Issue: July 14, 2001

Raining honeydew from willow


I have a willow tree that seems to be "raining" down what feels like moisture in hot weather. Is this common? What is the tree doing? If you look at the tree with the sun behind it, you can see the particles falling. - Pat J., via internet


This is a common occurrence in the summer. The most likely cause is an infestation of aphids in the leaves of the tree. The aphids feed on the liquids in the leaf of the tree. This "sap" is high in sugar and low in protein, so a large quantity of sap must be consumed. Surplus water and sugar (in the form of a syrupy substance called honeydew) is excreted by the aphids. This is the material "raining" down. The windshield of a car parked under the tree will soon be covered with little sticky drops of honeydew. Some people complain of damage to the paint on cars as a result of this.

Aphids may do relatively little damage to an ornamental shade tree, so they are more of a nuisance than a danger. If the tree is small enough, you may be able to manage the infestation by spraying a strong jet of water into the tree. This washes the aphids from the leaves of the tree, stopping them from feeding until some of them find their way back into the tree's leaves (many will die, but many will return). When they are not feeding on the leaves, the raining of honeydew will also cease.
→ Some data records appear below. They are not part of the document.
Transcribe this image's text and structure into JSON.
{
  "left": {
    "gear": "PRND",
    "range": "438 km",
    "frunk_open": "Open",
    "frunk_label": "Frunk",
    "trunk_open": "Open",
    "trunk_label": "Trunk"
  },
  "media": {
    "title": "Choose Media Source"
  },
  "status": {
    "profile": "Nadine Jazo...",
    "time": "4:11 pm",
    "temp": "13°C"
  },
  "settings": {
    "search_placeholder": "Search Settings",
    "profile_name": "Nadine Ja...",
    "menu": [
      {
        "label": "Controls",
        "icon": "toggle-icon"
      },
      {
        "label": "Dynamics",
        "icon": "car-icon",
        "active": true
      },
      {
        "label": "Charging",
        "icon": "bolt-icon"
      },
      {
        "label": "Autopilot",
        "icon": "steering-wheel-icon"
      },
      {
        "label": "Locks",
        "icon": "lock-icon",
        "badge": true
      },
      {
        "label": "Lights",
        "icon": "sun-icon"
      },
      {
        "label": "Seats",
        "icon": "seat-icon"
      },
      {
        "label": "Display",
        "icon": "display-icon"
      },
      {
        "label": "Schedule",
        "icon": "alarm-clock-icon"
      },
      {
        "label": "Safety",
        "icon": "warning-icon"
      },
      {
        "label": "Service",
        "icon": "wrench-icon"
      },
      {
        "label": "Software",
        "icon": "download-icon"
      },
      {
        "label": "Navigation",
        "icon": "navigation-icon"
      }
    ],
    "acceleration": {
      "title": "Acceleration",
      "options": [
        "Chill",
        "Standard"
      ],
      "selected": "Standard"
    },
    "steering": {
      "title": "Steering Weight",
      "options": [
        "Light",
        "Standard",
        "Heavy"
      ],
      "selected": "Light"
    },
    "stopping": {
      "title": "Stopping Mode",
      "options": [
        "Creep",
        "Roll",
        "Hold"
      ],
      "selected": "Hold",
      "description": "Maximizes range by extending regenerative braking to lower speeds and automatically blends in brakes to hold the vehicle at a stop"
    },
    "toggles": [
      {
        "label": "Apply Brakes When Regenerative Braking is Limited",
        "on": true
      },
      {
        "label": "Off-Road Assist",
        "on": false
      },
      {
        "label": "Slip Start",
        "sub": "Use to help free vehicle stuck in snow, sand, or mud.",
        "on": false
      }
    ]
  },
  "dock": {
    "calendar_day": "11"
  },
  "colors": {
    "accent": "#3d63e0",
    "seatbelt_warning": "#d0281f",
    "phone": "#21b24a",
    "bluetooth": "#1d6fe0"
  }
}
If you think more drastic measures are required, there are insecticides that may be used to effectively control aphids. Check the labels of insecticides at local nurseries for a product available in your area that can be used for management of aphids.

Because you must apply this material to the leaves at the top of the tree as well as lower leaves, it is difficult for a homeowner to spray a large tree. In the case of such a tree, it would be wise to hire a licensed pesticide professional.

Top of Page

Growing cherry pits


Can I grow a tree from planting cherry and peach pits? How can it be done?


The cherry, like all temperate fruit trees, requires a "chilling" period or winter to prepare the seed for growth. The hard shell of the pit does not need to be removed, but the seed should be placed in moist vermiculite or peatmoss and stored in the refrigerator for six to eight weeks before planting. Do not let the seed dry before beginning this treatment.

Once the seed has been treated by chilling, it may be planted—outside if the weather is already cool, or in a pot in a window or greenhouse. If planted outside, it will experience further chilling and begin growing in the spring. If planted in a pot, it will begin growing in a few weeks.

Plant several seeds because it is possible that only a few will grow. In about seven to ten years you may begin eating cherries from your tree. If you graft a part of your seedling onto a mature tree, you can cut several years from the wait. The fruit from your seedling may be tasty, or it may be bitter. Like apples and peaches, this is a plant that will not produce a seedling exactly like the parent.

Top of Page

Please join us on Southwest Yard & Garden, a weekly garden program made for gardeners in the Southwest, broadcast on KRWG-Las Cruces on Saturdays at 11:30 a.m., Tuesdays at 6:30 p.m. and Thursdays at 1:00 p.m.; KENW-Portales on Saturdays at 10:00 a.m.; and KNME-Albuquerque on Saturdays at 12:00 noon, and Fridays at 2:30 p.m.

Send your gardening questions to Yard and Garden, ATTN: Dr. Curtis Smith NMSU Cooperative Extension Service 9301 Indian School Road, NE, Suite 112 Albuquerque, NM 87112

Curtis W. Smith, Ph.D., is an Extension Horticulture Specialist with New Mexico State University's Cooperative Extension Service. New Mexico State University is an equal opportunity/affirmative action employer and educator.

Please join us on Southwest Yard & Garden, a weekly garden program made for gardeners in the Southwest on: KNME-TV Albuquerque at 1 p.m. Sundays, KENW-TV Portales at 10 a.m. Saturdays, and KRWG-TV Las Cruces at 10:30 a.m. Saturdays (repeated at 11 p.m. Sundays and 1 p.m. Thursdays.)